In a dramatic show of both responsiveness and the power of social media, Salesforce.com earlier this week abandoned its plans to charge for an analytics module for its customer relationship management (CRM) software and said it will instead incorporate the features as enhancements to the software's core capabilities.
"In December, we pre-announced a new set of enterprise analytics capabilities on our blog," George Hu, chief operating officer of Salesforce.com (NYSE:CRM) wrote in a blog post earlier this week. "While we viewed this as a new product, feedback from customers clearly showed they view these features as enhancements to our current functionality. We got it wrong, and we sincerely apologize to our customers."
Hu added that the enterprise analytics features would be included at no additional charge in the Salesforce.com Enterprise Edition and Unlimited Edition as part of the spring 2012 release.
The company set off a furor in December when it announced the upcoming analytics features, which users had been clamoring for, but said they would be part of an additional module for which users would pay another licensing fee.
"Those of us who have been Salesforce.com customers and promoters for years, building our businesses together—developing, supporting and sharing—are experiencing a saddening and loss of trust at the shift I policy," one Salesforce.com user wrote in a comment on the announcement. "This move to charge for basic upgrades outside of the contracted amount feels principally wrong—certainly unethical given the past model. This is not about a 'report;' this move communicates that, in the future, we will pay as we have and get less—less innovation, less functionality, less community. As a CEO of a growing company, I am up for change and will respond. And, it will not be with additional licensing to Salesforce.com."

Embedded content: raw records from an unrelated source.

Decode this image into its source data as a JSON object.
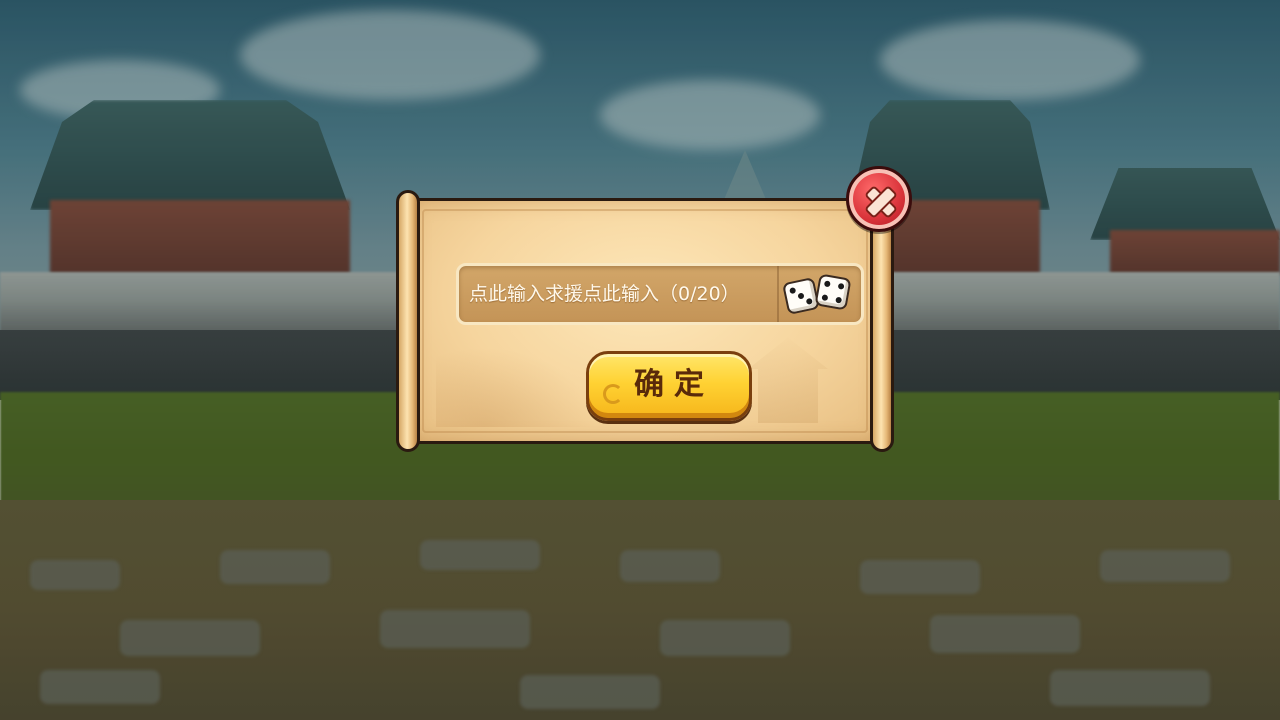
{
  "dialog": {
    "input_text": "点此输入求援点此输入（0/20）",
    "confirm_label": "确定"
  },
  "icons": {
    "close": "close-icon",
    "random": "dice-icon"
  },
  "colors": {
    "scroll": "#f6d59e",
    "button": "#ffd233",
    "close": "#d9333a"
  }
}
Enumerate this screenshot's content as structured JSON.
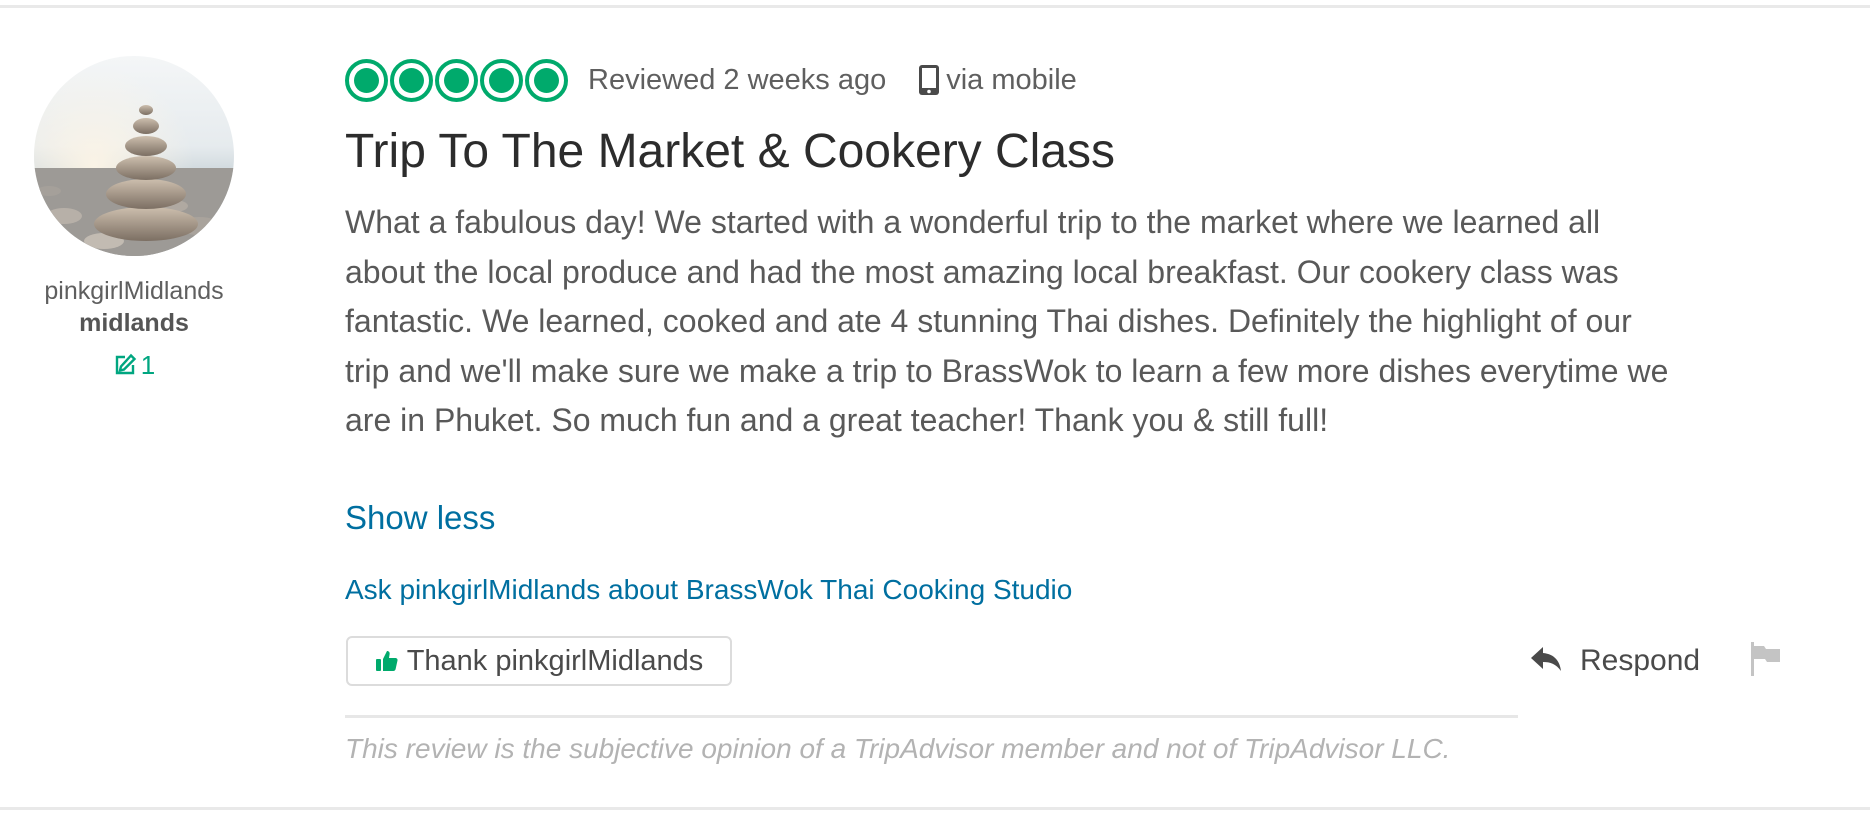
{
  "member": {
    "username": "pinkgirlMidlands",
    "location": "midlands",
    "contribution_count": "1"
  },
  "review": {
    "rating": 5,
    "rating_max": 5,
    "date": "Reviewed 2 weeks ago",
    "via": "via mobile",
    "title": "Trip To The Market & Cookery Class",
    "text": "What a fabulous day! We started with a wonderful trip to the market where we learned all about the local produce and had the most amazing local breakfast. Our cookery class was fantastic. We learned, cooked and ate 4 stunning Thai dishes. Definitely the highlight of our trip and we'll make sure we make a trip to BrassWok to learn a few more dishes everytime we are in Phuket. So much fun and a great teacher! Thank you & still full!",
    "show_less": "Show less",
    "ask_link": "Ask pinkgirlMidlands about BrassWok Thai Cooking Studio"
  },
  "actions": {
    "thank_label": "Thank pinkgirlMidlands",
    "respond_label": "Respond"
  },
  "disclaimer": "This review is the subjective opinion of a TripAdvisor member and not of TripAdvisor LLC.",
  "colors": {
    "brand_green": "#00aa6c",
    "link_blue": "#006fa0",
    "text_gray": "#595959",
    "title_dark": "#2c2c2c"
  },
  "icons": {
    "avatar": "stacked-stones-avatar",
    "rating": "rating-bubble-icon",
    "device": "mobile-phone-icon",
    "contribution": "pencil-edit-icon",
    "thank": "thumbs-up-icon",
    "respond": "reply-arrow-icon",
    "report": "flag-icon"
  }
}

Another user added, "We pay a premium for SFDC Enterprise Edition over other vendors who already include analytics. As great as a new 'edition' will be, I am not going to be able to convince our leadership that in a still-tight economy to spend more. Filtering, joins, bucketing are basic reporting needs, not analytics."
Jeremy Farber, president of Chantilly, Va.-based PC Recycler and a Salesforce.com customer, brought other customers together in a social media campaign against the pricing. They used numerous outlets, including the company's own website to tell Salesforce.com about their displeasure.

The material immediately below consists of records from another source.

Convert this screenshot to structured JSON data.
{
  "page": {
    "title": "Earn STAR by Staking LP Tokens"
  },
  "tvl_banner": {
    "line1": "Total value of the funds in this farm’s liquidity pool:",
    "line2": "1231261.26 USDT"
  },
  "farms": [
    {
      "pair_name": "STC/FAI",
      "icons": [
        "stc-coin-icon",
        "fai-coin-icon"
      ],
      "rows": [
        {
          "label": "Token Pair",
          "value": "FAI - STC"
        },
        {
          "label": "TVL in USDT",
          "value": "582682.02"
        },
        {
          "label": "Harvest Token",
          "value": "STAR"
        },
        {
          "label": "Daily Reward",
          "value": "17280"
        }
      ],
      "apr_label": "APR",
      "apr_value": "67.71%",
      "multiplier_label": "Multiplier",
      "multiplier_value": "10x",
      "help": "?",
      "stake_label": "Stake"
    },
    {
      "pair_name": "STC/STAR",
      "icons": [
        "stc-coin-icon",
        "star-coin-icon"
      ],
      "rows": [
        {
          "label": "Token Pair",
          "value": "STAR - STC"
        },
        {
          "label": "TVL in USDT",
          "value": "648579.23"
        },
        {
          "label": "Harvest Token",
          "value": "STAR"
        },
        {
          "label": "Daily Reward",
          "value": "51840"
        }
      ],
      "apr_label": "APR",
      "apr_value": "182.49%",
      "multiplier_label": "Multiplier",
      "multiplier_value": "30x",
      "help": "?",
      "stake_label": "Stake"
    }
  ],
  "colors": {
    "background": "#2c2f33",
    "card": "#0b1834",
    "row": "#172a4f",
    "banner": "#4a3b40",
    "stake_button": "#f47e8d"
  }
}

"Why are you charging us for functionality that so many people need? If Salesforce.com is Software as a Service then why are you making us pay more for the software if the whole idea is to cover these costs with recurring revenue?" Farber asked.
Faced with vocal opposition to its plans, the company changed its mind and apologized to its customers.
"As a social enterprise, it’s essential we listen to our customers and what they expect around continuous innovation and enhancements on their existing products," Hu said. "We welcome your feedback."
The new features, which will now be part of the core product, include:
- Bucketing. This feature will let users group data and place it in categories, or buckets. For instance, deals under $1,000 could be placed in a "small" bucket and deals over $1,000 could be put in a "large" bucket.
- Cross-filtering. This feature will give users the ability to filter on related objects. For instance, in a report on accounts and contacts a user could filter to show all contacts in accounts that don't have a closed opportunity.
- Joined reports. This new report format allows users to join reports together and report on multiple children of the same parent. A user could create a report showing products and the team members on each opportunity.
- Higher limits. Users will get higher limits on snapshots, scheduled reports and dashboards, and dynamic dashboards.